**Exercise data**
---+---

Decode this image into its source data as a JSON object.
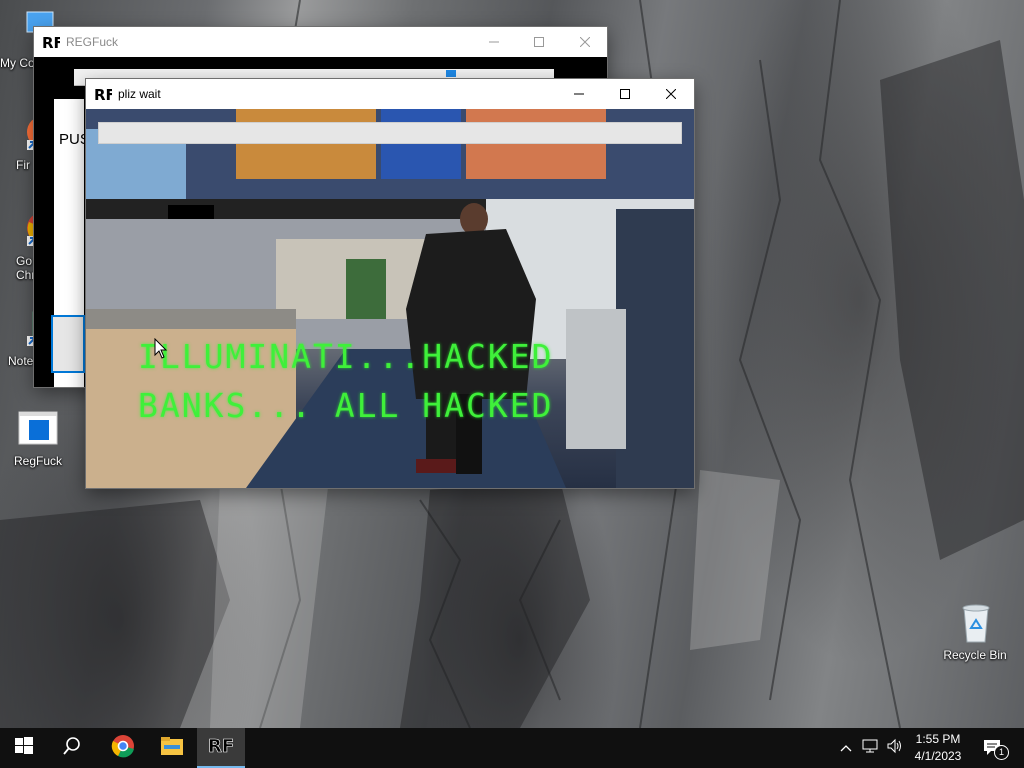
{
  "desktop": {
    "icons": [
      {
        "label": "My Co",
        "icon": "my-computer-icon"
      },
      {
        "label": "Fir",
        "icon": "firefox-icon"
      },
      {
        "label": "Go\nChr",
        "icon": "chrome-icon"
      },
      {
        "label": "Note",
        "icon": "notepad-icon"
      },
      {
        "label": "RegFuck",
        "icon": "regfuck-app-icon"
      },
      {
        "label": "Recycle Bin",
        "icon": "recycle-bin-icon"
      }
    ]
  },
  "windows": {
    "regfuck": {
      "title": "REGFuck",
      "push_text": "PUS"
    },
    "pliz_wait": {
      "title": "pliz wait",
      "progress": 0,
      "overlay_line1": "ILLUMINATI...HACKED",
      "overlay_line2": "BANKS... ALL HACKED"
    }
  },
  "taskbar": {
    "pinned": [
      "start-icon",
      "search-icon",
      "chrome-icon",
      "file-explorer-icon",
      "regfuck-app-icon"
    ],
    "active_app": "regfuck-app-icon",
    "time": "1:55 PM",
    "date": "4/1/2023",
    "notification_count": "1"
  },
  "colors": {
    "accent": "#0078d7",
    "hack_text": "#3ff03a",
    "taskbar": "#101010"
  }
}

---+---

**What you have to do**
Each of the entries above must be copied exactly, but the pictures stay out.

**Solution to the problem**
Decode this image into its source data as a JSON object.
{
  "desktop": {
    "icons": [
      {
        "label": "My Co",
        "icon": "my-computer-icon"
      },
      {
        "label": "Fir",
        "icon": "firefox-icon"
      },
      {
        "label": "Go\nChr",
        "icon": "chrome-icon"
      },
      {
        "label": "Note",
        "icon": "notepad-icon"
      },
      {
        "label": "RegFuck",
        "icon": "regfuck-app-icon"
      },
      {
        "label": "Recycle Bin",
        "icon": "recycle-bin-icon"
      }
    ]
  },
  "windows": {
    "regfuck": {
      "title": "REGFuck",
      "push_text": "PUS"
    },
    "pliz_wait": {
      "title": "pliz wait",
      "progress": 0,
      "overlay_line1": "ILLUMINATI...HACKED",
      "overlay_line2": "BANKS... ALL HACKED"
    }
  },
  "taskbar": {
    "pinned": [
      "start-icon",
      "search-icon",
      "chrome-icon",
      "file-explorer-icon",
      "regfuck-app-icon"
    ],
    "active_app": "regfuck-app-icon",
    "time": "1:55 PM",
    "date": "4/1/2023",
    "notification_count": "1"
  },
  "colors": {
    "accent": "#0078d7",
    "hack_text": "#3ff03a",
    "taskbar": "#101010"
  }
}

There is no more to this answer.